  5. ^ "Top 100 Ontario Festivals Program". Festivals and Events Ontario. Archived from the original on August 27, 2011. Retrieved August 19, 2011.
  6. ^ "Climate". Town of Tecumseh. 2009-02-18. Retrieved 2018-11-04.
  7. ^ a b "2018 Elections Official Results" (PDF). Town of Tecumseh. Retrieved 26 November 2018.
  8. ^ a b "Committees". Town of Tecumseh. 2010-11-10. Retrieved 2018-11-03.
  9. ^ "Tecumseh community profile". 2006 Census data. Statistics Canada. Retrieved 2011-04-04.
  10. ^ Canada, Government of Canada, Statistics. "Census Profile, 2016 Census - Tecumseh, Town [Census subdivision], Ontario and Windsor [Population centre], Nova Scotia". www12.statcan.gc.ca. Retrieved 2018-11-03.
  11. ^ a b "Tecumseh Transit". Town of Tecumseh.

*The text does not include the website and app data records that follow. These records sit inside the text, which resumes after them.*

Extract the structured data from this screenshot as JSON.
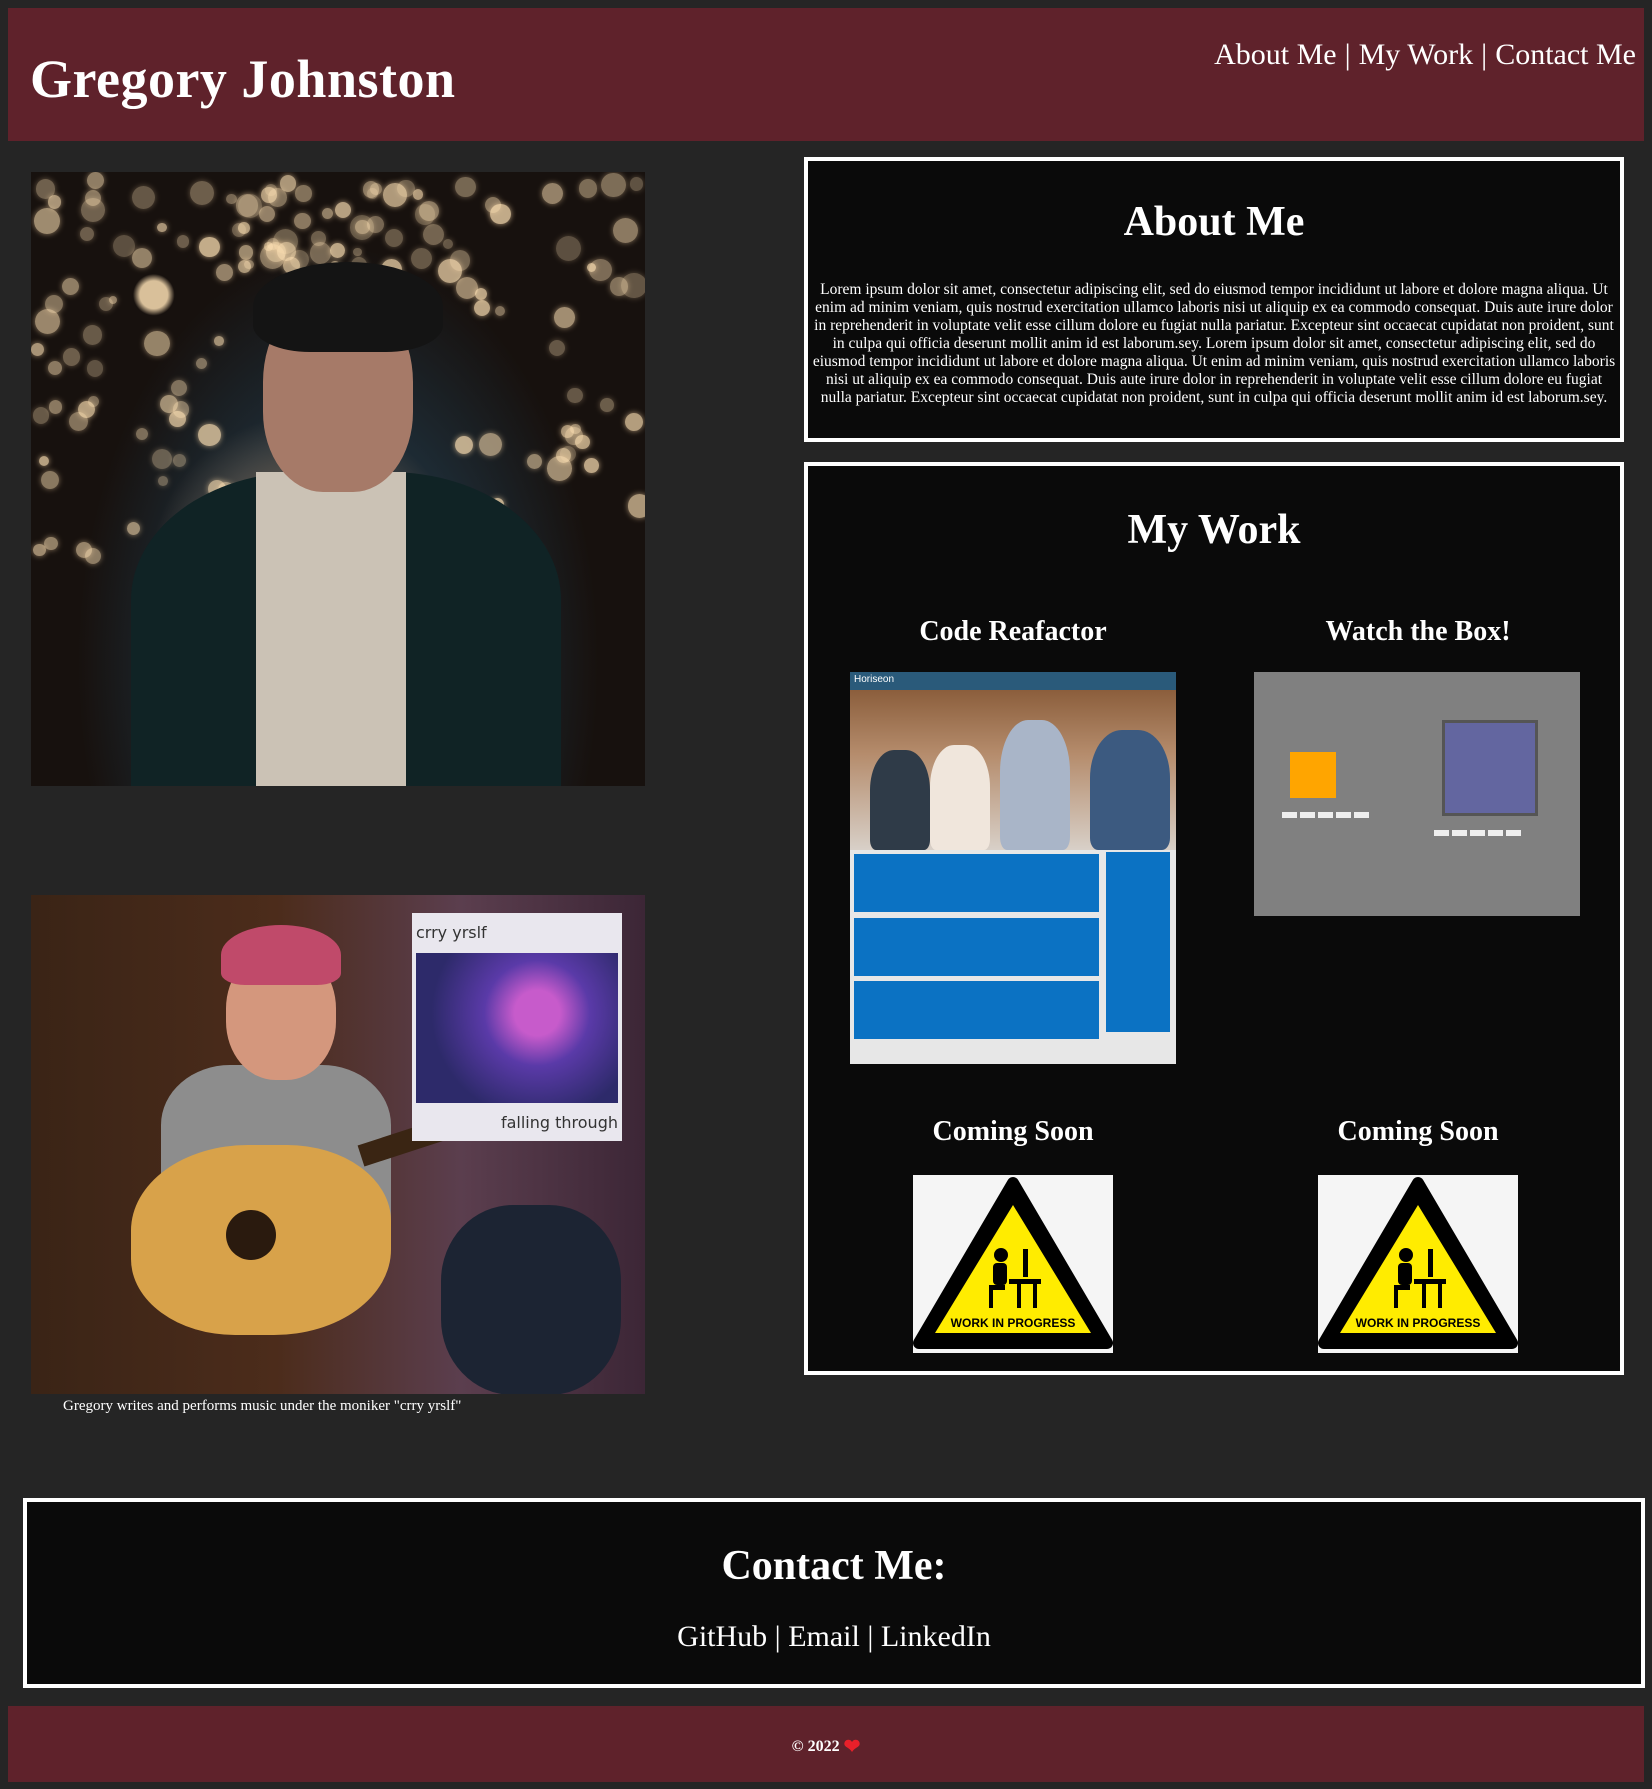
{
  "header": {
    "title": "Gregory Johnston",
    "nav": [
      {
        "label": "About Me"
      },
      {
        "label": "My Work"
      },
      {
        "label": "Contact Me"
      }
    ],
    "separator": "|"
  },
  "photos": {
    "caption": "Gregory writes and performs music under the moniker \"crry yrslf\"",
    "album_title": "crry yrslf",
    "album_subtitle": "falling through"
  },
  "about": {
    "heading": "About Me",
    "body": "Lorem ipsum dolor sit amet, consectetur adipiscing elit, sed do eiusmod tempor incididunt ut labore et dolore magna aliqua. Ut enim ad minim veniam, quis nostrud exercitation ullamco laboris nisi ut aliquip ex ea commodo consequat. Duis aute irure dolor in reprehenderit in voluptate velit esse cillum dolore eu fugiat nulla pariatur. Excepteur sint occaecat cupidatat non proident, sunt in culpa qui officia deserunt mollit anim id est laborum.sey. Lorem ipsum dolor sit amet, consectetur adipiscing elit, sed do eiusmod tempor incididunt ut labore et dolore magna aliqua. Ut enim ad minim veniam, quis nostrud exercitation ullamco laboris nisi ut aliquip ex ea commodo consequat. Duis aute irure dolor in reprehenderit in voluptate velit esse cillum dolore eu fugiat nulla pariatur. Excepteur sint occaecat cupidatat non proident, sunt in culpa qui officia deserunt mollit anim id est laborum.sey."
  },
  "work": {
    "heading": "My Work",
    "projects": [
      {
        "title": "Code Reafactor",
        "thumbnail_brand": "Horiseon"
      },
      {
        "title": "Watch the Box!"
      },
      {
        "title": "Coming Soon",
        "badge": "WORK IN PROGRESS"
      },
      {
        "title": "Coming Soon",
        "badge": "WORK IN PROGRESS"
      }
    ]
  },
  "contact": {
    "heading": "Contact Me:",
    "links": [
      {
        "label": "GitHub"
      },
      {
        "label": "Email"
      },
      {
        "label": "LinkedIn"
      }
    ],
    "separator": "|"
  },
  "footer": {
    "copyright": "© 2022",
    "heart_icon": "heart-icon"
  },
  "colors": {
    "header_bg": "#5f222b",
    "page_bg": "#252525",
    "panel_bg": "#0a0a0a",
    "panel_border": "#ffffff"
  }
}
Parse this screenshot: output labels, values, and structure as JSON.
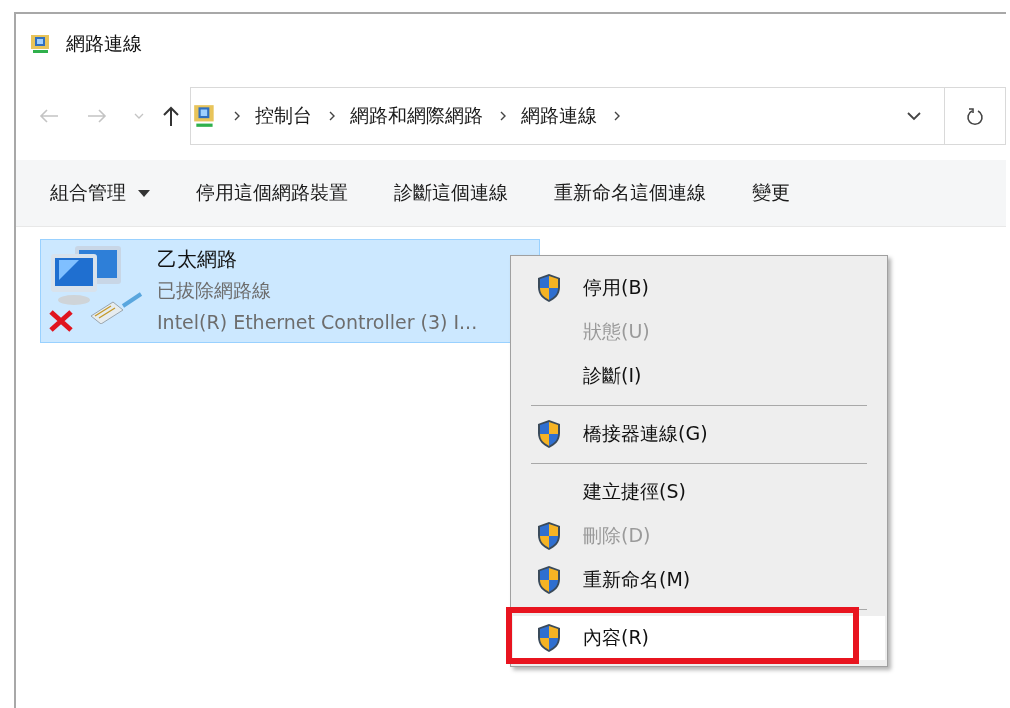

Retrieved November 26, 2018.
  12. ^ "Tourism & Events". Town of Tecumseh. 2008-10-10. Retrieved 2018-11-10.
  13. ^ a b "Windsor, Tecumseh declare states of emergency due to flooding: 'More than we can handle'". Windsor Star. 2016-09-30. Retrieved 2018-11-04.
  14. ^ a b "Windsor makes top five in Canada's top weather stories". Windsor. 2017-12-21. Retrieved 2018-11-04.
  15. ^ "'Never seen anything that intense': Storms lead to state of emergency in Windsor, Tecumseh, Ont. | CBC News". CBC. Retrieved 2018-11-04.
  16. ^ "Parks". Town of Tecumseh. 2009-01-16. Retrieved 2018-11-04.
  17. ^ "Visiting Tecumseh". Town of Tecumseh. 2008-10-08. Retrieved 2018-11-04.
  18. ^ a b c "Twinned Communities". Town of Tecumseh. 2009-12-09. Retrieved 2018-11-10.

External links[edit]